• **What needs to be done**
The records below need to be repeated exactly, though not their pictures.

(Items from an interface collection)
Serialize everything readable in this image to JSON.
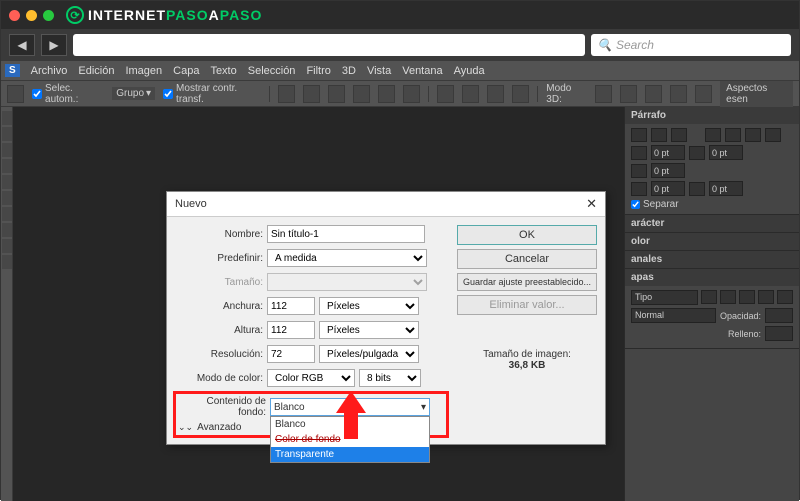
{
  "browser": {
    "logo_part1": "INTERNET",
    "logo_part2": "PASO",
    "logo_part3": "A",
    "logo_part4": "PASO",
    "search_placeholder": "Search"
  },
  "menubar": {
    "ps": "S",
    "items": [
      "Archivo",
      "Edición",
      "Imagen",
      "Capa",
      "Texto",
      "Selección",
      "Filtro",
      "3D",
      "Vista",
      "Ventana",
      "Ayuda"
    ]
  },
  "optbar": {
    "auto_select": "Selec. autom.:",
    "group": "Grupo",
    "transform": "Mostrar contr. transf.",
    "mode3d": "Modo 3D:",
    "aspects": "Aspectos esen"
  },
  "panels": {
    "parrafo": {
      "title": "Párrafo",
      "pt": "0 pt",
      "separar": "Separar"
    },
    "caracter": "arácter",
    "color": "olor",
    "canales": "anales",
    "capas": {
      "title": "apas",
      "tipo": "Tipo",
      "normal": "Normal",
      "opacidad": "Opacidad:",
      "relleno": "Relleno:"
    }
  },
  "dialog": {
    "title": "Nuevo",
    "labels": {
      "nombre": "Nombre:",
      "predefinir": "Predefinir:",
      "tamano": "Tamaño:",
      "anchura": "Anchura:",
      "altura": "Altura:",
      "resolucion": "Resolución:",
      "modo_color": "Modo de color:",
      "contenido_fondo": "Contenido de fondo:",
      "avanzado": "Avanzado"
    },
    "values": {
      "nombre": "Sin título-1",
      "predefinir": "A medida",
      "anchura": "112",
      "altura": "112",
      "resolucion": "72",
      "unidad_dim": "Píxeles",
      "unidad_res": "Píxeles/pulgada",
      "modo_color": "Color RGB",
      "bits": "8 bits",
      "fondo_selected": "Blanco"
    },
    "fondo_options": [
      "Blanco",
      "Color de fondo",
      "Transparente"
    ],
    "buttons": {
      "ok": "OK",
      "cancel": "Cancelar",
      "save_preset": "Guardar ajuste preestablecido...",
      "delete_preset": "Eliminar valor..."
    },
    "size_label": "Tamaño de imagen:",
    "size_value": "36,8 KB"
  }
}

• **Task result**
Serialize everything readable in this image to JSON.
{
  "browser": {
    "logo_part1": "INTERNET",
    "logo_part2": "PASO",
    "logo_part3": "A",
    "logo_part4": "PASO",
    "search_placeholder": "Search"
  },
  "menubar": {
    "ps": "S",
    "items": [
      "Archivo",
      "Edición",
      "Imagen",
      "Capa",
      "Texto",
      "Selección",
      "Filtro",
      "3D",
      "Vista",
      "Ventana",
      "Ayuda"
    ]
  },
  "optbar": {
    "auto_select": "Selec. autom.:",
    "group": "Grupo",
    "transform": "Mostrar contr. transf.",
    "mode3d": "Modo 3D:",
    "aspects": "Aspectos esen"
  },
  "panels": {
    "parrafo": {
      "title": "Párrafo",
      "pt": "0 pt",
      "separar": "Separar"
    },
    "caracter": "arácter",
    "color": "olor",
    "canales": "anales",
    "capas": {
      "title": "apas",
      "tipo": "Tipo",
      "normal": "Normal",
      "opacidad": "Opacidad:",
      "relleno": "Relleno:"
    }
  },
  "dialog": {
    "title": "Nuevo",
    "labels": {
      "nombre": "Nombre:",
      "predefinir": "Predefinir:",
      "tamano": "Tamaño:",
      "anchura": "Anchura:",
      "altura": "Altura:",
      "resolucion": "Resolución:",
      "modo_color": "Modo de color:",
      "contenido_fondo": "Contenido de fondo:",
      "avanzado": "Avanzado"
    },
    "values": {
      "nombre": "Sin título-1",
      "predefinir": "A medida",
      "anchura": "112",
      "altura": "112",
      "resolucion": "72",
      "unidad_dim": "Píxeles",
      "unidad_res": "Píxeles/pulgada",
      "modo_color": "Color RGB",
      "bits": "8 bits",
      "fondo_selected": "Blanco"
    },
    "fondo_options": [
      "Blanco",
      "Color de fondo",
      "Transparente"
    ],
    "buttons": {
      "ok": "OK",
      "cancel": "Cancelar",
      "save_preset": "Guardar ajuste preestablecido...",
      "delete_preset": "Eliminar valor..."
    },
    "size_label": "Tamaño de imagen:",
    "size_value": "36,8 KB"
  }
}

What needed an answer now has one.